This review is much shorter than what I wrote for The Traitor’s Kiss, but I didn’t want to give anything away more than I needed to. Everything I loved in the first book was just expanded on in the second book, and everything new in the second book I loved. If you have read this and want to talk about it, leave a comment or send me a message! I’d love to hear your thoughts.
The Traitor’s Kingdom
Unlikely alliances are forged and trust is shattered in the stunning conclusion to The Traitor’s Trilogy.
A new queen under threat.
An ambassador with a desperate scheme.
Two kingdoms with everything to lose.
Once a spy and counselor to the throne, Sage Fowler has secured victory for her kingdom at a terrible cost. Now an ambassador representing Demora, Sage is about to face her greatest challenge to avoid a war with a rival kingdom.
After an assassination attempt destroys the chance for peace, Sage and her fiancé Major Alex Quinn risk a dangerous plot to reveal the culprit. But the stakes are higher than ever, and in the game of traitors, betrayal is the only certainty.
I tried to make this book last as long as possible because I was not ready for the series to end. I’m still not, honestly.
**Before we continue let me say this is a minor spoiler zone**
Okay! This book series ended really well. There was more plot-thickening, more romance, more diplomatic tensions, more EVERYTHING. I need to reread this trilogy now from the beginning to really get the full scope of the plot and character development. Since I broke up the last two reviews I’ll continue that trend here.

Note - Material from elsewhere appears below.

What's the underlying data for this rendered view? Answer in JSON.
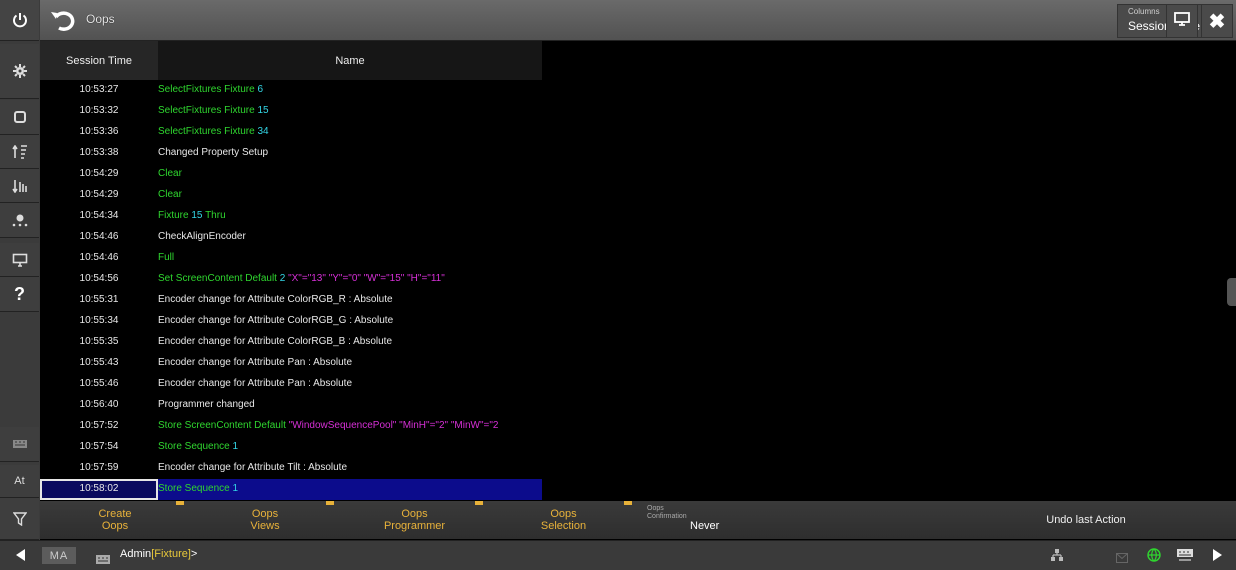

The characters: Sage continues to vibe with me because of her free-spirited and stubborn nature. I think it’s amazing that she’s an ambassador and holds the power to negotiate with neighboring countries in an attempt to broker peace in a generations-long war. I loved the more Alex-centric POVs as well. We got to see more of his vulnerable side which I always enjoy in a male protagonist. This book was mostly made up of a crew of badass women fighting to change the social norms that constrain them. We have women ambassadors, women rulers, women diplomats- all of whom are entrusted with power yet still struggle with proving themselves worthy of that power.
The plot: The plot continues to thicken as peace talks are thwarted by an assassination attempt and treason. We have the main plot that deals with this and then we have the subplots more focused on relationships and character development. There was a lot of relationship development in book three, and not just for Alex and Sage. Cass, Clare, Lani, Prince Robert, and a couple new characters all interact with each other in ways that further individual development and interpersonal relationships.
I mentioned all the way in my book one review my thoughts concerning this trilogy and feminism, and book three strengthens my view that this book supports feminism. Not just because our cast of women are fighting for themselves but also because they’re fighting for each other and we have male characters supporting their ideas and learning to accept new ways of thinking.
I think I’m going to stop here so you can get on already with reading book three. Enjoy, and let me know your thoughts! If you’ve already read A Traitor’s Circle send me a message on Goodreads or through the blog so we can freak out together. (Please, I need a freakout buddy).
The Traitor’s Kiss, Erin Beaty. Imprint. ISBN: 9781250117946.
The Traitor’s Ruin, Erin Beaty. Imprint. ISBN: 9781250142252.
The Traitor’s Kiss, Erin Beaty. Imprint. ISBN: 9781250142351.